Moving to SAP S/4HANA Cloud might seem like an easy decision for some companies to pull away from their legacy systems and leave legacy architectures in the dust. The independent Americas' SAP Users' Group found that 44% of SAP customers moving to S/4HANA are choosing a cloud model: S/4HANA SaaS or a hosting environment like AWS, Azure or Google Cloud.
While an S/4HANA Cloud migration has some advantages, that move can also present challenges for companies that rely on heavily customized systems or expect S/4HANA Cloud to work just like their on-premises ERP Central Component (ECC) systems. S/4HANA Cloud was never designed to be a carbon copy of ECC running in a multi-tenant cloud environment. Yet if companies are looking for specific benefits, a cloud or SaaS implementation may be their best bet.
Implementation and support costs
An S/4HANA Cloud migration makes sense if companies are trying to reduce costs, particularly implementation costs. Companies that have moved their ERP systems to the cloud "are finding a better total cost of ownership," according to the "2020 ERP Report" by Panorama Consulting Group, which reported that 86% of companies chose a SaaS model over a hosted model for their cloud ERP systems.
On-premises costs include the usual hardware and software licenses, plus a secured room, electricity and support staff. Migrating to the cloud can help companies eliminate most of these capital expenses and instead move to an operating expense model, said Harley Lippman, CEO of New York-based IT staffing firm Genesis10. But that will require companies to conduct a detailed analysis to determine their true total cost of ownership.
In addition, support for S/4HANA Cloud can become almost a non-issue for companies. SAP or the cloud provider handles the upgrades and maintenance, including patching, scheduled downtimes, regression testing and resolving glitches. "You are always on the latest versions of the operating system, databases and the ERP software itself," Lippman noted.
It has been well documented that lack of customization is a big roadblock for companies considering an S/4HANA Cloud migration. Customers can build extensions on the SAP Cloud Platform to overcome this hurdle, and SAP has released ABAP, its proprietary programming language, in the SAP Cloud so that organizations to some extent can still customize S/4HANA Cloud. But these options might not be enough.
The extensions in SAP Cloud are different from how SAP has been customized historically, and they come with restrictions that aren't present in on-premises deployments. "Having said that, [S/4HANA Cloud] might be a good fit for organizations with less complexity through the organization and within their processes," said JP Perez-Etchegoyen, CTO at Onapsis, a Boston-based cybersecurity monitoring firm for SAP applications. "However, for large enterprises, lacking flexibility to customize the system is definitely a significant challenge."

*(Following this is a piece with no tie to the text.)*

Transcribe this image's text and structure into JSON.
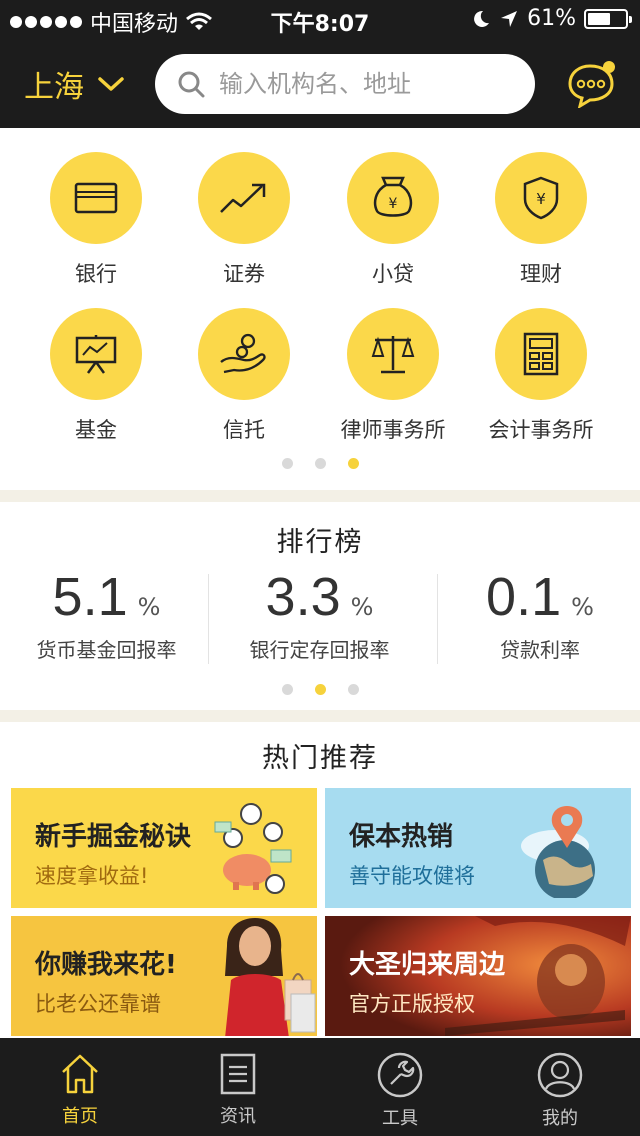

Guaranteed data security is another concern that might hinder an S/4HANA Cloud migration. Citing a 2019 SAPInsider benchmark report, Perez-Etchegoyen noted that 81% of respondents indicated that certified and guaranteed security was very or extremely important to their cloud migration strategy.
Since SAP ERP systems often house critical customer, financial and intellectual property data, companies tend to pay special attention to how they're protected. Moving to the cloud means on-premises firewalls are no longer an option, and the cloud provider must be entrusted with shoring up security. "As they move to the cloud, organizations realize that the attack surface is increasing, often with discrepancies on who is responsible for protecting the data," Perez-Etchegoyen said. While security isn't an excuse not to move to the cloud, he added, organizations should still factor in how to protect sensitive data.
Hosted S/4HANA anyone?
Choosing S/4HANA in the cloud or on premises is just like selecting any other ERP system, according to Predrag Jakovljevic, principal analyst at Technology Evaluation Centers. For companies that want heavy customization capabilities, tend to quickly shift processes -- as large multinationals are inclined to do -- or want to control the timing of an upgrade, a move to the cloud isn't recommended.
"Cloud ERP systems are usually updated every six months or so," Jakovljevic explained. "The vendor sends you a test bed, a list of updates, and they give you a cutover date, [with] which you must comply."
He advised that companies might want to consider a single-tenant cloud implementation by running S/4HANA in the cloud instead of S/4HANA Cloud as SaaS. "That best of both worlds -- the ease of cloud, but with more control over updates and customizations -- is fine as long as you understand the support requirements and how to tie up all those distributed solutions and data sources," he reasoned.
All of which boils down to companies taking a hard look at what they will and won't need in the cloud, including issues of customization and control over security. If they choose S/4HANA Cloud migration, then now is when to start planning, even with SAP's two-year deadline extension to 2027. To get ready for the cloud, it will take a good amount of time to identify and streamline processes in legacy systems.